═════ TASK MATERIAL ═════

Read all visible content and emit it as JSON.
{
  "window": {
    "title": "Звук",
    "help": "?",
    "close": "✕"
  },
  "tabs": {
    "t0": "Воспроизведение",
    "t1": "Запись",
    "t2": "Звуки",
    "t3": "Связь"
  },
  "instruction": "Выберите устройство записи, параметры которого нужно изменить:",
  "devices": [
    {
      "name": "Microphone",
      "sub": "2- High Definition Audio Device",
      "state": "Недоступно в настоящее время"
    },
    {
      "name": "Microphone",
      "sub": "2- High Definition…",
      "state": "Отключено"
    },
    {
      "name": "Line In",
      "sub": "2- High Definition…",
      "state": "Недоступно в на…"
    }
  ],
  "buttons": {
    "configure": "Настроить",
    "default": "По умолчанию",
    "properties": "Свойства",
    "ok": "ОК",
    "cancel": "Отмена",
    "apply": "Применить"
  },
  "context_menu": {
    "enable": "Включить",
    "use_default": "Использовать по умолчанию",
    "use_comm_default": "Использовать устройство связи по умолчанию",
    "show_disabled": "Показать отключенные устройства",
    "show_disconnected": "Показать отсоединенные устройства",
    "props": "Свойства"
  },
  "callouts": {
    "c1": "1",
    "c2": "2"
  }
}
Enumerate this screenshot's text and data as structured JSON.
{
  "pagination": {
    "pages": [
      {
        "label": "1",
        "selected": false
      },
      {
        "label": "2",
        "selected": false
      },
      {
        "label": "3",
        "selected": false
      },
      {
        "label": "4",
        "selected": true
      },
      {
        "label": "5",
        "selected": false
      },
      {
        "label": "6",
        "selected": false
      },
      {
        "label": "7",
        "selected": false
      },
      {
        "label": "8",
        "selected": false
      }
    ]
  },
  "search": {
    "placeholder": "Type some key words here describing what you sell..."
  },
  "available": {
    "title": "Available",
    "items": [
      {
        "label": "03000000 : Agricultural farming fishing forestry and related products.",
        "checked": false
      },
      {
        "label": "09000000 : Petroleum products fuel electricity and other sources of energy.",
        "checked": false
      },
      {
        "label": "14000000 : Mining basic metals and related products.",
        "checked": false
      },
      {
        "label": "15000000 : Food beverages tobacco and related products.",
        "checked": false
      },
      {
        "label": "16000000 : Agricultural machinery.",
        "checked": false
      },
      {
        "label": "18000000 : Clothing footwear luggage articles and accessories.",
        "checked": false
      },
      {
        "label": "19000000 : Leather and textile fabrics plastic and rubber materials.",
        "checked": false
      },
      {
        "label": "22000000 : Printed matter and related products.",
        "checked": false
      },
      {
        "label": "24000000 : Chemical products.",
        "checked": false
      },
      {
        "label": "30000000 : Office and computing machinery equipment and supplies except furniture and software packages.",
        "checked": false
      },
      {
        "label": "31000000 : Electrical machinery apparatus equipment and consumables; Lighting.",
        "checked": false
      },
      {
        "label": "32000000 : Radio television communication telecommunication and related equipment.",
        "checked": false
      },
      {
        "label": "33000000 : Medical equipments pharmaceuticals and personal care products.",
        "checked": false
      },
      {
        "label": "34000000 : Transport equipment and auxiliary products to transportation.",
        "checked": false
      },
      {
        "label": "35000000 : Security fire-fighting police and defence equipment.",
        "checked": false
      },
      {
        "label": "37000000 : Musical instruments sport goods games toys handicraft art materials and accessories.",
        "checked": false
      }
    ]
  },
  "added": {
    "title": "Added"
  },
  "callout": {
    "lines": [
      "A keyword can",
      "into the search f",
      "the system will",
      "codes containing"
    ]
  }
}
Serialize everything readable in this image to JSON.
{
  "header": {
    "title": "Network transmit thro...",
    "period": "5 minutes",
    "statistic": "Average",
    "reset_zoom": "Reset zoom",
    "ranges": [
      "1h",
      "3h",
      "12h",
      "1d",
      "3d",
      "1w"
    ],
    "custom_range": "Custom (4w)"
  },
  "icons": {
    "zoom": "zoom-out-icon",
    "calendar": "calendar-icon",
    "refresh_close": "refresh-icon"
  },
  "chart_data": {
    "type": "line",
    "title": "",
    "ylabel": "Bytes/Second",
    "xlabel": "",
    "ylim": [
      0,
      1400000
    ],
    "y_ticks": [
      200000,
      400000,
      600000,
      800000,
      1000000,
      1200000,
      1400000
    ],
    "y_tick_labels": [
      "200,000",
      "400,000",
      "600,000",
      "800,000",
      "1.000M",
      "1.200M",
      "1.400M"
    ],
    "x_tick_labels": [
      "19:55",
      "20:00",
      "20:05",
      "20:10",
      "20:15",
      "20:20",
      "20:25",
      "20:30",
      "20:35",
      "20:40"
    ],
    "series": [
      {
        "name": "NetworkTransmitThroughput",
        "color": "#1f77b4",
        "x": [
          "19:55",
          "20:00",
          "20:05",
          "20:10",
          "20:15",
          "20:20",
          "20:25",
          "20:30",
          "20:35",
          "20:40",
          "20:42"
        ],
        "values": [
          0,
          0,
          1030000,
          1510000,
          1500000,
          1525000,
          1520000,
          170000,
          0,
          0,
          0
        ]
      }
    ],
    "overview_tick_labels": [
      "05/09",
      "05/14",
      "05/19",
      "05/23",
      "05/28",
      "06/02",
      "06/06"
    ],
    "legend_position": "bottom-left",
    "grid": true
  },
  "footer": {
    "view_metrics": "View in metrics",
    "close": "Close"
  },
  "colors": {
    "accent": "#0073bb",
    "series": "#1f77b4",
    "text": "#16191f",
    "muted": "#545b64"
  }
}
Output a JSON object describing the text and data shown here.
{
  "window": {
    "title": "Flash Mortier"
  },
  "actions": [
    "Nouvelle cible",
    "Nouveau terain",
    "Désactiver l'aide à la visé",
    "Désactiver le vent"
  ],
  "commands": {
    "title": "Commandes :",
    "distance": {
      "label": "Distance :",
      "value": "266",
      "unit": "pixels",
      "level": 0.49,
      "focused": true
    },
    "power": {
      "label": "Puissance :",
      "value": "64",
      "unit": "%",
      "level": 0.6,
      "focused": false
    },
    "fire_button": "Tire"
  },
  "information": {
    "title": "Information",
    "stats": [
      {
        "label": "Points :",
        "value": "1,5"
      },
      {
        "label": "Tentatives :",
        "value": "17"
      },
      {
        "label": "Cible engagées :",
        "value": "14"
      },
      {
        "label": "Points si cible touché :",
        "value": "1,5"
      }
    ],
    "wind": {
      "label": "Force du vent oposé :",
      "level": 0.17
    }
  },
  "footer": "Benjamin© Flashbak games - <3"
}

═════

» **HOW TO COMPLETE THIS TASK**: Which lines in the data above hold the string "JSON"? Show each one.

» **ANSWER TO THIS PROBLEM**:
Read all visible content and emit it as JSON.
Enumerate this screenshot's text and data as structured JSON.
Serialize everything readable in this image to JSON.
Output a JSON object describing the text and data shown here.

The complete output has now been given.